Top of Material to process

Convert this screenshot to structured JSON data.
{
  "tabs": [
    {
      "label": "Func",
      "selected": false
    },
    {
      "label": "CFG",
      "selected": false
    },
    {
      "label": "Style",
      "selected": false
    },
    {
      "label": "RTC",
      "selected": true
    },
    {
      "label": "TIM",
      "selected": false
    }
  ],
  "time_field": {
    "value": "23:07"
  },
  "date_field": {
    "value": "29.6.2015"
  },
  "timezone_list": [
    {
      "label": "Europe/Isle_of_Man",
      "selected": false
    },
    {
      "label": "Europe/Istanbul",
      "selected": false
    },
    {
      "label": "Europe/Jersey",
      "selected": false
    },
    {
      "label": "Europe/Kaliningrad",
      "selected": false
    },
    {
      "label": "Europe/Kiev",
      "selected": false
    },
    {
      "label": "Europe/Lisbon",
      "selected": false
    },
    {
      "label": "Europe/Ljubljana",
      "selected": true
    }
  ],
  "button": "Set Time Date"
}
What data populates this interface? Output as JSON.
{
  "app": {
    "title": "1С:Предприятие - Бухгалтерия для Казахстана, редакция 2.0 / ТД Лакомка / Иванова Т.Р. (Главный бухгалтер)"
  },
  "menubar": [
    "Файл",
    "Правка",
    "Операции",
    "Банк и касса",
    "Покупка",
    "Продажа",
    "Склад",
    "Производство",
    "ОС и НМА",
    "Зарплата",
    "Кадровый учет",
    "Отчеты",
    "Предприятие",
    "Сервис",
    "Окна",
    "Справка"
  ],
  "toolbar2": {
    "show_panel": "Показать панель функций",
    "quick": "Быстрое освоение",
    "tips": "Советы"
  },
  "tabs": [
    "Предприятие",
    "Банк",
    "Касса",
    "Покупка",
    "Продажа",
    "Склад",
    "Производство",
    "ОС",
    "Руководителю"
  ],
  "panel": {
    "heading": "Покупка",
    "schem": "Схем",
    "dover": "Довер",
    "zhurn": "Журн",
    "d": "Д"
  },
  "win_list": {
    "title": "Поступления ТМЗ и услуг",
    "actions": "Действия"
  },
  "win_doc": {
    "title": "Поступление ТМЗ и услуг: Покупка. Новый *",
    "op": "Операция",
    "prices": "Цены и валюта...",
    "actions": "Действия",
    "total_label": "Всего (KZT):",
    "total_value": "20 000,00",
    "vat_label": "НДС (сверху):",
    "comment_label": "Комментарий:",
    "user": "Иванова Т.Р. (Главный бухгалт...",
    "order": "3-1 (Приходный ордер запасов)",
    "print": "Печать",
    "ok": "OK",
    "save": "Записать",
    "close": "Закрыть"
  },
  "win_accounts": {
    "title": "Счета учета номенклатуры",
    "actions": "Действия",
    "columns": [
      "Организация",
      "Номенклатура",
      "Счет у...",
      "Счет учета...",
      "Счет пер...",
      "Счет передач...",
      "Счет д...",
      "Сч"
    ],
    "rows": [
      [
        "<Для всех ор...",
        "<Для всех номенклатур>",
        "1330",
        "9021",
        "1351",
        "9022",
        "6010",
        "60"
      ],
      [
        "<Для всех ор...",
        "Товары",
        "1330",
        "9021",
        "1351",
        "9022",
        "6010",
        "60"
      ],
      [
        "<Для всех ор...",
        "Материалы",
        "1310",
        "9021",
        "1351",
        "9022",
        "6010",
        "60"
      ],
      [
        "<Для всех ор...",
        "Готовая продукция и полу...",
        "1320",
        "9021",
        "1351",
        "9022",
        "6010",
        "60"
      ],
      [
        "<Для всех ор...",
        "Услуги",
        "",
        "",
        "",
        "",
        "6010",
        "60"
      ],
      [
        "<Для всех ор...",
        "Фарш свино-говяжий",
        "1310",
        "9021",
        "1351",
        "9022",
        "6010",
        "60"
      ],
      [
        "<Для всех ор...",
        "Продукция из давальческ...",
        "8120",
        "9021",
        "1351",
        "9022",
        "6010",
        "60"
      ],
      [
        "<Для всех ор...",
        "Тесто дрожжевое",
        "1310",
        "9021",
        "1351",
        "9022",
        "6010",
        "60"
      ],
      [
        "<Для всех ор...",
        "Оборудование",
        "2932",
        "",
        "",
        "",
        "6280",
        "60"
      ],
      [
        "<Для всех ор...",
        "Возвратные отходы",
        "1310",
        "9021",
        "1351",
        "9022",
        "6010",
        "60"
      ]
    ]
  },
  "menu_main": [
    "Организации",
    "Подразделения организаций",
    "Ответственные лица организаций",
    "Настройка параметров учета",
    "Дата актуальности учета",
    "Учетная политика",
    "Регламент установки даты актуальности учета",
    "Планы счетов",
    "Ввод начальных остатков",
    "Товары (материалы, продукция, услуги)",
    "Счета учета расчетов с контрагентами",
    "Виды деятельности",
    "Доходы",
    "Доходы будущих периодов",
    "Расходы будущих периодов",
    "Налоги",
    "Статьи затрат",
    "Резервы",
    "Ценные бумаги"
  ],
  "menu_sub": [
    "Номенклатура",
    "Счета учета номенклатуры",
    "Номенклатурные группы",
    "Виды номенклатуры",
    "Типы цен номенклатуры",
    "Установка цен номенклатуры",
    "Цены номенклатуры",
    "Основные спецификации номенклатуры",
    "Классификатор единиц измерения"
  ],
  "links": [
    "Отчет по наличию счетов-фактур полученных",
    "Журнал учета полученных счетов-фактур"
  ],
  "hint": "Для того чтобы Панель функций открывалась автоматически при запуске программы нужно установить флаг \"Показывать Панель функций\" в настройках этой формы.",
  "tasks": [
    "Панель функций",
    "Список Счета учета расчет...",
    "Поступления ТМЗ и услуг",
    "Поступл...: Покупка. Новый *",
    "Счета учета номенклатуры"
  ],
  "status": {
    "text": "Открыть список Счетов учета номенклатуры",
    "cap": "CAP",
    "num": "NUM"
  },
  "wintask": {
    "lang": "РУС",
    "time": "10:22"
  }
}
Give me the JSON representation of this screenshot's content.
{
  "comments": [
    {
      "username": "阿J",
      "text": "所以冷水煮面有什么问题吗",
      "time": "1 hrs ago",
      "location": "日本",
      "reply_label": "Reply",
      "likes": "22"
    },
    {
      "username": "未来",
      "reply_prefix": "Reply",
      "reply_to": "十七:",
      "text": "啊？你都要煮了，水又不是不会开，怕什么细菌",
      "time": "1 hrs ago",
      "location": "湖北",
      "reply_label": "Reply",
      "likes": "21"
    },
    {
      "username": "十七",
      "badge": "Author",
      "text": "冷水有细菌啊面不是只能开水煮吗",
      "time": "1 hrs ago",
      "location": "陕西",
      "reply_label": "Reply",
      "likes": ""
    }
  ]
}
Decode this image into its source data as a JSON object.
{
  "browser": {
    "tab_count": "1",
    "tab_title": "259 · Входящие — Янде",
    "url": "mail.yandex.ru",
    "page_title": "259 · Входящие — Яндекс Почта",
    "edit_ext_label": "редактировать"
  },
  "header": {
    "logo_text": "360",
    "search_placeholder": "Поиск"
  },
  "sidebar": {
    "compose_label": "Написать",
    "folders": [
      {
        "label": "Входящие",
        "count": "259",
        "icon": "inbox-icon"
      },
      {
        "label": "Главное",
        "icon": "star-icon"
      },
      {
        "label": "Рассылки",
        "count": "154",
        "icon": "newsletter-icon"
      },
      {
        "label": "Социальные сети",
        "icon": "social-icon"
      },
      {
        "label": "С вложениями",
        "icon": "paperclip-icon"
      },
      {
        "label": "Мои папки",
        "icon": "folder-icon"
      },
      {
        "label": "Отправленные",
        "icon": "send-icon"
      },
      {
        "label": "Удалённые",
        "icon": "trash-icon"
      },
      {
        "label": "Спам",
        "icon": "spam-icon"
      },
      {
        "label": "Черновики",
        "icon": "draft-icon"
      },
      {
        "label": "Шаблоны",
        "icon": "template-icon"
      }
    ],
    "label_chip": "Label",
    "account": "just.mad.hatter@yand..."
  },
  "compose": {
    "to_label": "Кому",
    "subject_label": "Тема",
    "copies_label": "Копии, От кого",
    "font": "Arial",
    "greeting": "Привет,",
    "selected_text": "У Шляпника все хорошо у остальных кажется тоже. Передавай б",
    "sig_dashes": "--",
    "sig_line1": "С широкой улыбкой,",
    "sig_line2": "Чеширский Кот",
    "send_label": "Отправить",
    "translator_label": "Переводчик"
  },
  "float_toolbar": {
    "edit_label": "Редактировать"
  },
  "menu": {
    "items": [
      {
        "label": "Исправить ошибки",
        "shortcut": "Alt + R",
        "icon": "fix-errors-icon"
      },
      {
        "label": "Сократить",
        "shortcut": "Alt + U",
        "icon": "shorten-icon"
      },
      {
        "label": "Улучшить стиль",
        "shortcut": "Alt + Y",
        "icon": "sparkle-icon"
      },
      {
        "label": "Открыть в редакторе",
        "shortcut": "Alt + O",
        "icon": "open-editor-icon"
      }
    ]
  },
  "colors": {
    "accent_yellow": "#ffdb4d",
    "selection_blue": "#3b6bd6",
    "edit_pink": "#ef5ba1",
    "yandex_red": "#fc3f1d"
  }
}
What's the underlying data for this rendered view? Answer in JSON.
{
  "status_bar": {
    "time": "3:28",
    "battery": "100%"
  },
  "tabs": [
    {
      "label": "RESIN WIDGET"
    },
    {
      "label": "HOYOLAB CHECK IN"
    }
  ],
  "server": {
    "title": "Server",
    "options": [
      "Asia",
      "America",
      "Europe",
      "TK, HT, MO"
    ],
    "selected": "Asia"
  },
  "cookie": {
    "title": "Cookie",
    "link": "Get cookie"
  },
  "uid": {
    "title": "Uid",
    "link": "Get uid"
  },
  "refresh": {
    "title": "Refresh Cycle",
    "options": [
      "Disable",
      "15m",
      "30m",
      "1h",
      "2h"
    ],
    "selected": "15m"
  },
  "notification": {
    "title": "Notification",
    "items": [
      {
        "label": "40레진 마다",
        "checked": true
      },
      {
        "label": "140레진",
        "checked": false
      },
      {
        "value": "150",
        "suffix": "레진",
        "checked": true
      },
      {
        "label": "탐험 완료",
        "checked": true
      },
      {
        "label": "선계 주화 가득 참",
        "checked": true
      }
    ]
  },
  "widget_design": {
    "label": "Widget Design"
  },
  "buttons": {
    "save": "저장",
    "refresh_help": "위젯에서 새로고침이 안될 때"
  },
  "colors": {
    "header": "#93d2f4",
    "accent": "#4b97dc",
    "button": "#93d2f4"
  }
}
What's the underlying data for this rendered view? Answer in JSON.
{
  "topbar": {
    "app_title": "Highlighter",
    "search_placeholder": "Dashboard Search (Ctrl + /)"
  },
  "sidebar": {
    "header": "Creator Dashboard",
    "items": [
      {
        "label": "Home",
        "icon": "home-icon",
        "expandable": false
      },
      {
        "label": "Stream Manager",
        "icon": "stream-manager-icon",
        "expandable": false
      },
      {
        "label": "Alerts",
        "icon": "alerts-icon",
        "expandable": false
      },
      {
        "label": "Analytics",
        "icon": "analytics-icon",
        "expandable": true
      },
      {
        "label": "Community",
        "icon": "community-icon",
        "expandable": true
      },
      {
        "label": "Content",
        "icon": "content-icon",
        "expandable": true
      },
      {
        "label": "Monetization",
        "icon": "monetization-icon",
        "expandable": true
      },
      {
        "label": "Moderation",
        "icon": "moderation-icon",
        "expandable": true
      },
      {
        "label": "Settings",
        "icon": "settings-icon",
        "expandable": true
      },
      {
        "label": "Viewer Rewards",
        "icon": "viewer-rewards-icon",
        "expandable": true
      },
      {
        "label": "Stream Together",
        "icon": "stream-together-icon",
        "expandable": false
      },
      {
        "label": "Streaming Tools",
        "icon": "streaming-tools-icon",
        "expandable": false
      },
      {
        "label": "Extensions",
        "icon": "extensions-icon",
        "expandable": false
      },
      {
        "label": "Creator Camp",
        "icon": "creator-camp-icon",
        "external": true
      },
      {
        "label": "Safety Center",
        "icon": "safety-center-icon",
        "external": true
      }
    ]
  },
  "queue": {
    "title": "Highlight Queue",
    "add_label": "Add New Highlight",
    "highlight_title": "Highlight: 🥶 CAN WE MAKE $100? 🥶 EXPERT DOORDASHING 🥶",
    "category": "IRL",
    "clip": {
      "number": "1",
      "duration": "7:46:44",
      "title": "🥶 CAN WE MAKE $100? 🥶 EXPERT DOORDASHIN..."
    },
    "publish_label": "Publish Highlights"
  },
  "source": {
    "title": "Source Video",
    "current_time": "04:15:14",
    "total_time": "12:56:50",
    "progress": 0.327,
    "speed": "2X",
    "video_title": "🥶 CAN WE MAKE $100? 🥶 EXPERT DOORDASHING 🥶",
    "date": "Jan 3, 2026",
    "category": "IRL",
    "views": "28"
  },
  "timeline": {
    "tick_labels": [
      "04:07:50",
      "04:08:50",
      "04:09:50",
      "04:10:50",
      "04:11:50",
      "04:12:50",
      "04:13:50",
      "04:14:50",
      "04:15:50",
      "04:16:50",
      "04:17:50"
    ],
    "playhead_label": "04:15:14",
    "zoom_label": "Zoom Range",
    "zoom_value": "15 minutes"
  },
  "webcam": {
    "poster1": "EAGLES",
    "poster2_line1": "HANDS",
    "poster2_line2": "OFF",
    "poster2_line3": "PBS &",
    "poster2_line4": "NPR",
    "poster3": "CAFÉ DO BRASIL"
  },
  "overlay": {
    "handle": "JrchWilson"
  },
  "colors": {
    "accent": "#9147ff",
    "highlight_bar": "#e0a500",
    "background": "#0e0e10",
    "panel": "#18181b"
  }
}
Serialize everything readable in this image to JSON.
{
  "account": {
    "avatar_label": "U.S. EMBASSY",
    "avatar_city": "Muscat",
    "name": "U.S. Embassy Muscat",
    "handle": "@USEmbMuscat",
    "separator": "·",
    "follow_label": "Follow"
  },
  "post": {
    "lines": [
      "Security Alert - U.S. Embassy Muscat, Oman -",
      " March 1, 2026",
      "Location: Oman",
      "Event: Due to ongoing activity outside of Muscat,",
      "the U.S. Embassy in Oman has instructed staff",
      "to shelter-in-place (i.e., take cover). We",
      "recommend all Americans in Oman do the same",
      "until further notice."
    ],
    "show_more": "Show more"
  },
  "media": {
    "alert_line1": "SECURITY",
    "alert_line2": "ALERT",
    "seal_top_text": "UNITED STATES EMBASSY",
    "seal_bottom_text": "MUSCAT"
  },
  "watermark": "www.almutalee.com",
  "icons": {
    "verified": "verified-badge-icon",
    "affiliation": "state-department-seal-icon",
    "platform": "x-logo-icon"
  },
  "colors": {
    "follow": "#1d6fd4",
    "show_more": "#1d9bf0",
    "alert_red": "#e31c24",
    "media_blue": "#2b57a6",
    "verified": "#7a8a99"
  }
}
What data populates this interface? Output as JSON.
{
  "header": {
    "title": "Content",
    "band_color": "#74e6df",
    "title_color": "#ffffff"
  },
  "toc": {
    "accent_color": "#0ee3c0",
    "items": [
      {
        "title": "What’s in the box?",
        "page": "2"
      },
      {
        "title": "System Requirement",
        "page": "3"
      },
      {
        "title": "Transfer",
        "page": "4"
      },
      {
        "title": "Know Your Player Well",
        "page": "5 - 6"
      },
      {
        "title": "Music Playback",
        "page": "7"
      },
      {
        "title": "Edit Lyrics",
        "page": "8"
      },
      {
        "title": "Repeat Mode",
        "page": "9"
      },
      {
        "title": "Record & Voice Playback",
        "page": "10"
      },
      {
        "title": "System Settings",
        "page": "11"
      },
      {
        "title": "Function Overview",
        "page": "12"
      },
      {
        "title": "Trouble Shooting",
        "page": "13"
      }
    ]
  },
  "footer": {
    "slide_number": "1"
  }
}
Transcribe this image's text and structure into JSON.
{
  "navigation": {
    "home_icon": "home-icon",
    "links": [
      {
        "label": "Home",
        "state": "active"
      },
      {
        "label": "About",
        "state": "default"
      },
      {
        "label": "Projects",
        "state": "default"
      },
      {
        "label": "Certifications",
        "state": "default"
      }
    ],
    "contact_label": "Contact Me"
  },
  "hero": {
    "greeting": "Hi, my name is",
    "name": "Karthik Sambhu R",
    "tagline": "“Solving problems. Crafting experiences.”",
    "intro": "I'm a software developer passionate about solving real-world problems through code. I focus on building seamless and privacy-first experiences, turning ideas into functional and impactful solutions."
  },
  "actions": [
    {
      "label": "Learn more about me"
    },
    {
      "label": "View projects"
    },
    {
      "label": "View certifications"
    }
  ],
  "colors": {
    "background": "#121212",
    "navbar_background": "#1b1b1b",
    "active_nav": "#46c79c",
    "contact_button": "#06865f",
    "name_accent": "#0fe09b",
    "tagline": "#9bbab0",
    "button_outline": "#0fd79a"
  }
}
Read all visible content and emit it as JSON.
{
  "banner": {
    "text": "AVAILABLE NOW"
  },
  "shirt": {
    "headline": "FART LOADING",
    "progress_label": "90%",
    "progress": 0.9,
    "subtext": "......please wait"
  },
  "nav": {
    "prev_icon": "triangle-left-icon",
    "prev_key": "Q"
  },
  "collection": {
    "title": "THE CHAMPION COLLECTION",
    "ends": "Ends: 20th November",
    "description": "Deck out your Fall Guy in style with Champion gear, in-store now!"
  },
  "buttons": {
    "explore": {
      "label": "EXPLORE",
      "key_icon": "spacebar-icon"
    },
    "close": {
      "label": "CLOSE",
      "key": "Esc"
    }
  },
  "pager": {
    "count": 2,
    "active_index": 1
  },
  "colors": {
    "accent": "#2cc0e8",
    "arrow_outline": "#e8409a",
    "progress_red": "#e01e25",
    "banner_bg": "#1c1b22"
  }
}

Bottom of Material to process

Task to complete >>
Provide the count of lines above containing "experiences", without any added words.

Task solution >>
2